Saint Margaret of Antioch in Pisidia c.304 AD
The reading is from Saint Matthew´s Gospel 25:1-13. This parable of the Kingdom, like those which precede and follow it, is about the suddenness of the arrival of the Kingdom in all its fullness. In his person and work, Jesus has shown signs of the Kingdom as people are healed, delivered, included, fed and taught. This Kingdom is to be revealed more fully in his suffering, death and resurrection but its coming in all its completeness will take place in due course. The parables all speak of a ‘delay’ in the coming of the King and the Kingdom. The parables are inimitably by Jesus and could not have been made up by the Church to account for a delay in the Parousia or Second Coming.
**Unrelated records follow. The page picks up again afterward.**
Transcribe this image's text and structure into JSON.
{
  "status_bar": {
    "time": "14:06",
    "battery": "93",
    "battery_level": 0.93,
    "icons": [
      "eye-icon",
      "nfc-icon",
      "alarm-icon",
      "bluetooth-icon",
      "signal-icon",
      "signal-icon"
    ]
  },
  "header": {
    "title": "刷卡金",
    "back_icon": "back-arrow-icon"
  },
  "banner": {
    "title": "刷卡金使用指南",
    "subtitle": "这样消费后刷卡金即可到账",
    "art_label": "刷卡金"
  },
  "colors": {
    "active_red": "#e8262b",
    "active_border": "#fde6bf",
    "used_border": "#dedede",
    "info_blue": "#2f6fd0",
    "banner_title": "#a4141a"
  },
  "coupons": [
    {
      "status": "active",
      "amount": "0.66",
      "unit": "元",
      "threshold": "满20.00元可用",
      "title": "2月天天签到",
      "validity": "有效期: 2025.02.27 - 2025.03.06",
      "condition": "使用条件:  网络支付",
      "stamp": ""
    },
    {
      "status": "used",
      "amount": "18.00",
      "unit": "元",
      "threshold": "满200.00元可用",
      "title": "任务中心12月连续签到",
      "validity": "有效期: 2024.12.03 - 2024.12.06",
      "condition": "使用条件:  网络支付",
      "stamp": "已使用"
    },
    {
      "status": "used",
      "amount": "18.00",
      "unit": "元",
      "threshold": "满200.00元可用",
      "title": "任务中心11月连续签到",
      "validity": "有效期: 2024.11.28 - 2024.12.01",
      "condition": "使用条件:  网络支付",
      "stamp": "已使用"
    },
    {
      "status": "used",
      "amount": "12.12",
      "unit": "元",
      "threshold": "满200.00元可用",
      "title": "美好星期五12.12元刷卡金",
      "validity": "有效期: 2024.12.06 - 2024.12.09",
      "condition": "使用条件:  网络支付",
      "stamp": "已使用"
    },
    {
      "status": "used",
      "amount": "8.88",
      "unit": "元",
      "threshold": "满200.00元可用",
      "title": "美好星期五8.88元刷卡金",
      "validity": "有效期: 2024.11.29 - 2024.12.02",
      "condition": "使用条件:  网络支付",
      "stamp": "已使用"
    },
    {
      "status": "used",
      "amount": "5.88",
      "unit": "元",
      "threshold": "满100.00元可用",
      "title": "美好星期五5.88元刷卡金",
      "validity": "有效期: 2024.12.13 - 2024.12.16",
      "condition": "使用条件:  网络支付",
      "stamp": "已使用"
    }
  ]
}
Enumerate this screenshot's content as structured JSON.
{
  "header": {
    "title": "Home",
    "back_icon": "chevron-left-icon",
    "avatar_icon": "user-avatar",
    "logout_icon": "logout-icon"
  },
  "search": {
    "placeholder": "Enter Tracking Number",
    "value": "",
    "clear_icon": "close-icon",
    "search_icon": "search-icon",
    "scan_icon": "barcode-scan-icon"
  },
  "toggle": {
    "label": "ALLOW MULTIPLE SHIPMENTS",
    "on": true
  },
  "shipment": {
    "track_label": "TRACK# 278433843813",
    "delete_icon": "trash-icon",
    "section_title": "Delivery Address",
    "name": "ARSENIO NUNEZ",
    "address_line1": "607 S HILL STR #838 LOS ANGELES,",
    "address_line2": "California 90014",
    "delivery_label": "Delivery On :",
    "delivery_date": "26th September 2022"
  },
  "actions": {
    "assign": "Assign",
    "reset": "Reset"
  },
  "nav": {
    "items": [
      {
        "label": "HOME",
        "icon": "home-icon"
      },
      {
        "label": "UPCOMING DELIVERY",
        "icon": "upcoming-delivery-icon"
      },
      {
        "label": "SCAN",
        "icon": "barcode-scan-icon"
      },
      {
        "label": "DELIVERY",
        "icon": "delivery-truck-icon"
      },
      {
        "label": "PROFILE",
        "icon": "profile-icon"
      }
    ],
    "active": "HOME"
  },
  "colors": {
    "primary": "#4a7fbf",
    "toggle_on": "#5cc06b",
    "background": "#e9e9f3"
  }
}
This means that Jesus himself expected time to lapse between his ministry on earth and the final arrival of the Kingdom.
The setting of the parable is undoubtedly Palestinian and Middle Eastern. As Kenneth Bailey explains: the wedding banquet is to take place in the home of the groom. He, with his friends, has gone to fetch his bride so that the festivities can begin. The Syriac Peshitta, in keeping with this custom, has the girls going out to meet the bridegroom and the bride. The wedding procession would wind its way slowly through the town, or from one village to the next, stopping, no doubt, along the way to receive refreshment and people’s good wishes. In the meantime, the young girls, chosen to greet the bridal procession as it nears the groom’s home, have got bored and tired of waiting and have fallen asleep. We do not know if their lamps were lit as they waited and had to be replenished when the bridal party arrived or whether the place where they waited was already lit for the festivities and so their lamps did not need to be lit. In any case, when the shout goes up that the groom, with his bride, is approaching, they have either to replenish their lamps with oil or to light them afresh. It is then that half of the girls discover they have no oil left for the most important part of the evening. There is panic and they implore their better off friends to lend them some of their oil. Quite understandably, their prudent friends refuse in case they should not have enough for themselves and the procession is left without lights to welcome it. The improvident ones then go out, in the middle of the night, to the bazaar to see if someone will sell them the oil they need. By the time they return, the gate of the house is locked and bolted and the groom refuses to open it again for these late arrivals.
There is plenty here for allegorical speculation: the bridegroom is Christ and his bride is the Church (Eph 5:21-32) whom he is bringing to the wedding banquet (Rev 19:6-9). The ten young girls are members of the Church. They have all been invited to the banquet and supplied with lamps with which they can be lights in this world of darkness and danger but it is only the prudent ones who take care and are prepared for the work they have to do who gain entrance to the wedding feast. When the time of judgement comes, no one can bear another’s burden and each will all have to answer for him or herself (Gal 6:4,5).
There is some usefulness in thinking about the parable in this way but we should not lose sight of the truth that the central point of it is the coming of the bridegroom and our readiness for such a coming and such a meeting. Will be found on the side of the prudent ones or the scatterbrained and neglectful? Will we go in to the opened gate of the new heaven and the new earth or will we be left out?
Very little is known of Margaret of Antioch but what we do know tells us that she was one of the wise virgins. Born to pagan parents but brought up by a Christian nurse, with whom she stayed after her parents rejected her because of the faith she had learnt from her nurse. When she spurned a highly placed Roman suitor, because she had dedicated her life to Christ, she was hauled up before the magistrates and told to make an offering to Caesar and the pagan gods. On her refusal, she was brutally tortured and at first they tried to burn her at the stake. When this did not work, they tried to drown her. Failing in this also, she was, at last, beheaded by the sword. She, certainly, gained entry to the wedding feast of the Lamb!
It is remarkable how many women martyrs there have been since the earliest times. They have been slave girls and matrons, shepherdesses (like Margaret) and scholars, women for every class and social background. Today also women are being imprisoned for their faith and kept in prison because they refuse to give it up: Asia Bibi in Pakistan, Mariam and Marjieh in Iran, Pastor Wang Yi’s wife in China. As we pray for them, we give thanks for their witness and pray for courage for ourselves that, when the time comes, we too may be like them.